Despite the overall average chance creation per game dipping from eight to five this year from last, RSL is significantly more clinical offensively. Now with three creators on the team – Morales, Martinez, and Plata – supplying the deadly striker Yura Movsisyan, the Claret-and-Cobalt is now converting 22 percent of all chances created (up from the mere 14 percent of 2015).
So while it may appear that Javier Morales’ numbers have dramatically increased (or decreased depending on the specific numbers) — only one goal and one assist in 696 minutes — that simple evaluation does not quite tell the whole story.
Real is now better able to spread the burden of chance creation. Instead of only relying on a single, timeless playmaker in Morales, RSL can now also place the ball at the feet of either Plata or Martinez to the same effect. The tactical adjustment of Cassar is finally providing the answer that RSL so desperately yearned for last year.
Sometimes, you just cannot simply match up technically on the pitch as easily as it appears on paper. It's not often that players with such amazing talent are able to produce time-in and time-out. Whatever the technical staff has done to the club, the smallest market team in the league is once again demanding national attention and this is in no small part thanks to the hard work of Martinez and Plata.
What do you think? Do you think that Martinez and Plata have helped ease the burden on Morales? Or is it simply that Morales is showing his age?
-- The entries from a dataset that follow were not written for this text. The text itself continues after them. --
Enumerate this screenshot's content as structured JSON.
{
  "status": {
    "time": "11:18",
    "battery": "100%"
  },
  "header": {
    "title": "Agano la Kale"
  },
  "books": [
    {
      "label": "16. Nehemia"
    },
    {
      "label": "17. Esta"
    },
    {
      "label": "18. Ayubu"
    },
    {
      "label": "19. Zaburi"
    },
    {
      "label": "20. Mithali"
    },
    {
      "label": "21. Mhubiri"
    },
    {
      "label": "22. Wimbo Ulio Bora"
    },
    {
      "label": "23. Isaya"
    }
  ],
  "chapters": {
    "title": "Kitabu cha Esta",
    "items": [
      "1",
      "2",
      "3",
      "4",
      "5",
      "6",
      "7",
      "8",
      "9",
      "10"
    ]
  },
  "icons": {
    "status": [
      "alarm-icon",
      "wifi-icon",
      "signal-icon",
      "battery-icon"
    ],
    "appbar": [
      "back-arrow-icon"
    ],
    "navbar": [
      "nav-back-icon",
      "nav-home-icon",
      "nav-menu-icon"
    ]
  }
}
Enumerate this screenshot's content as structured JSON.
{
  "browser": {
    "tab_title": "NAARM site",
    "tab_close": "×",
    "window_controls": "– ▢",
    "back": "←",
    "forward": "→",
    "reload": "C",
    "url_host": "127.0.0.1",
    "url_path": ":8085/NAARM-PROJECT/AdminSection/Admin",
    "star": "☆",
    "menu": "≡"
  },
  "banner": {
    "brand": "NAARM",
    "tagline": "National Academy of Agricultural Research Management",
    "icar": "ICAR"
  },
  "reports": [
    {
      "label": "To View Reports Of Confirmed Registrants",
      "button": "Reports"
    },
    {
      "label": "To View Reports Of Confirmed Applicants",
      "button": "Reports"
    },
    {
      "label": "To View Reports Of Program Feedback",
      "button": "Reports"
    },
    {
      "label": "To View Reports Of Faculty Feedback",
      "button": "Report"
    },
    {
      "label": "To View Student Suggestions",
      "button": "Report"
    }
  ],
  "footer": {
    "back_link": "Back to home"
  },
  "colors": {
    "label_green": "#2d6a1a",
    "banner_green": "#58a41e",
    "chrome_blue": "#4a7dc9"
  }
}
Has the 4-3-3 been beneficial or harmful to the veteran Argentine? Share your opinions in the comments section below.